- Avoid generic labels as users hesitate to click on them
- Instead use clear, keyword-rich labels
- Keep your labeling style and structure consistent across the site
- Avoid annoying drop-down menus
- Ensure drop-down menus don’t disappear when moved slightly away from the track
- Create responsive and touch-friendly versions for mobile devices
- Ensure they do not contribute to the paradox of choice
- Do not place too many items in your navigation, to avoid overwhelming customers with the number of items they must process with their short-term memory.
- Get the order right. Studies show that items placed at the beginning or end get the most attention and retention.
13. Target visitors who abandon their carts with remarketing
Retargeting site visitors who abandoned their shopping carts can be quite successful if done right. Such retargeting is generally is done via email recovery campaigns or advertising retargeting.
A Comscore and ValueClick study found that compared to other tactics, retargeted ads were twice as effective in getting shoppers to search for a particular brand.
Ebags, for example, sells millions of bags. With such a large volume of sales, they invested in the retargeting of potential customers. They:
- automated their retargeting bidding process for AdWords using ROAS (Return on Ad Spend) functionality.
- used RLSA (Remarketing Lists for Search Ads) and added positive bid modifiers on those who had bought previously as well as those who had abandoned their shopping carts in the last seven days.
- targeted people who had bought products from other retailers, using Gmail-sponsored promotions. With these ads, they ran cross-sell campaigns on complementary products to what the audience had just purchased.
The results were that they added another 15% in revenue and their time spent in managing retargeting campaigns improved by 25%.
So how do you retarget visitors who abandon their shopping carts with advertising campaigns?
- Segment your cart abandonments so you can personalize the experience. Three categories you may want to start with are: value of cart; first time vs repeat buyers; and product.
- Choose your advertising platform.
- Set up your tracking pixel.
- Select your timeframe and frequency for which ads are to be shown. These numbers must be based on the behavior and demographic characteristics of your audience.
- Develop your ad copy and prepare variations of it, to avoid ad fatigue.
- A/B test your campaigns.
It’s not just about reducing shopping cart abandonment
These 13 ways to reduce shopping cart abandonment aren’t just about increasing conversion rates. They are also about providing a better customer experience.

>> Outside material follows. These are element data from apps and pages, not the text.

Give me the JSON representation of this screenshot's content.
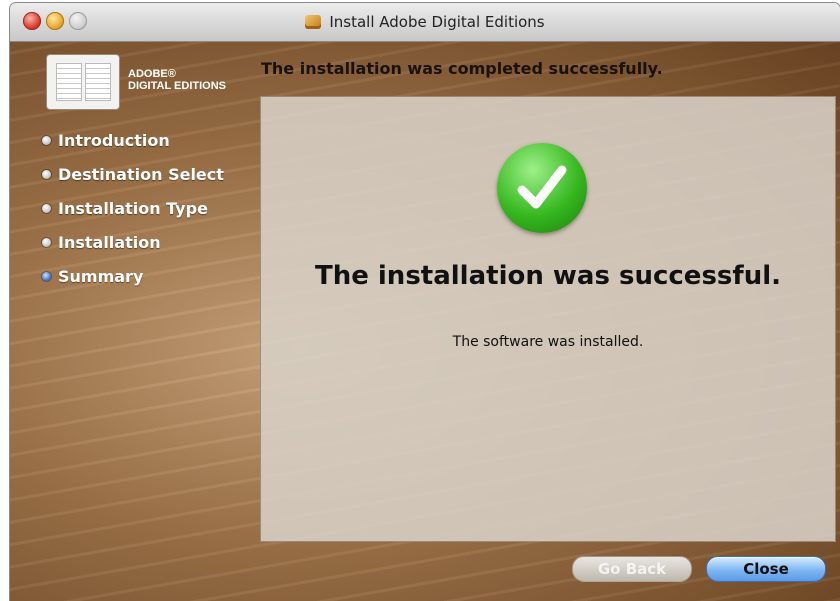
{
  "window": {
    "title": "Install Adobe Digital Editions"
  },
  "brand": {
    "line1": "ADOBE®",
    "line2": "DIGITAL EDITIONS"
  },
  "sidebar": {
    "steps": [
      {
        "label": "Introduction",
        "active": false
      },
      {
        "label": "Destination Select",
        "active": false
      },
      {
        "label": "Installation Type",
        "active": false
      },
      {
        "label": "Installation",
        "active": false
      },
      {
        "label": "Summary",
        "active": true
      }
    ]
  },
  "main": {
    "headline": "The installation was completed successfully.",
    "success_title": "The installation was successful.",
    "success_message": "The software was installed."
  },
  "buttons": {
    "go_back": "Go Back",
    "close": "Close"
  },
  "colors": {
    "active_step": "#3f7fe0",
    "success_green": "#36b81f",
    "default_button": "#5a9ae6"
  }
}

It is easy to gloss over the fact that customers unfamiliar with your business will often scrutinize every element on your page or site, often on a subconscious level. So, if you are proactive in reducing their fears and objections, you could get more people moving from the checkout to becoming actual customers. With this in mind, it helps to view abandoned shopping carts as a reflection of the overall customer experience and customer service you offer.
By applying a few of these tactics to your e-commerce site, you could see more revenue coming in from those who would otherwise have abandoned their shopping carts.